Graphene based wearable sensor for disease monitoring
Scientists of the University of Michigan are working on a new wearable vapour sensor that could one day offer continuous disease monitoring for patients with diabetes, high blood pressure, anemia or lung disease. The new sensor, which can detect airborne chemicals either exhaled or released through the skin, according to its creators would likely be the first wearable to pick up a broad array of chemical, rather than physical, attributes.
As the researchers report nanoelectronic sensors typically depend on detecting charge transfer between the sensor and a molecule in air or in solution. However, these previous techniques typically led to strong bonds between the molecules being detected and the sensor itself. That binding leads to slow detection rates. Instead of detecting molecular charge the U-M team, which is working with the National Science Foundation's Innovation Corps program, uses a technique called heterodyne mixing, which looks at the interaction between the dipoles associated with these molecules and the nanosensor at high frequencies.
This technique, made possible through the use of graphene, results in extremely fast response times of tenths of a second, as opposed to the tens or hundreds of seconds typical in existing technology. It also dramatically increases the device's sensitivity. The sensor can detect molecules in sample sizes at a ratio of several parts per billion.

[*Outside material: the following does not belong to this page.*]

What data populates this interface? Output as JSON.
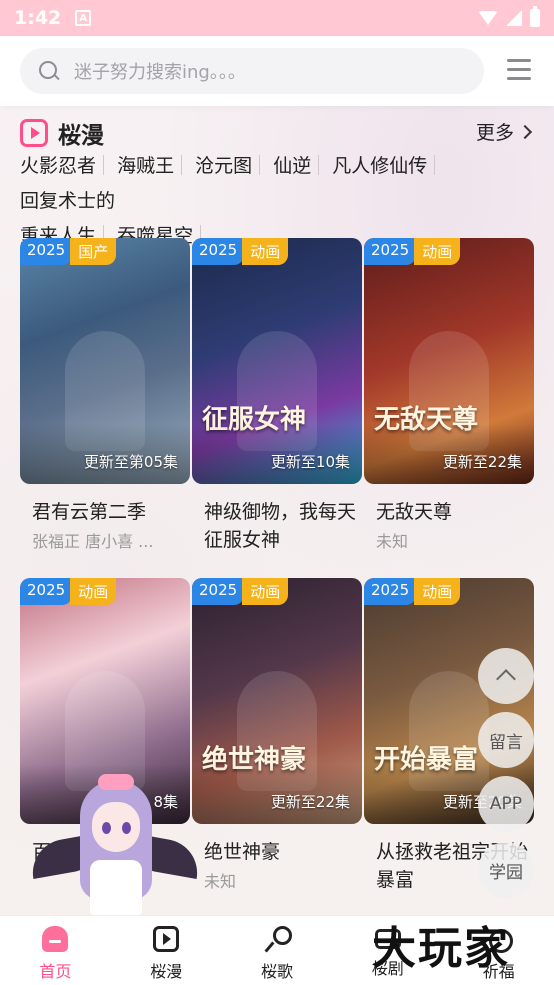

These nanoelectronic graphene vapor sensors can be completely embedded in a microgas chromatography system, which is the gold standard for vapor analysis, the researchers say. The entire microgas chromatography system can be integrated on a single chip with low power operation, and embedded in a badge-sized device that can be worn on the body to provide noninvasive and continuous monitoring of specific health conditions.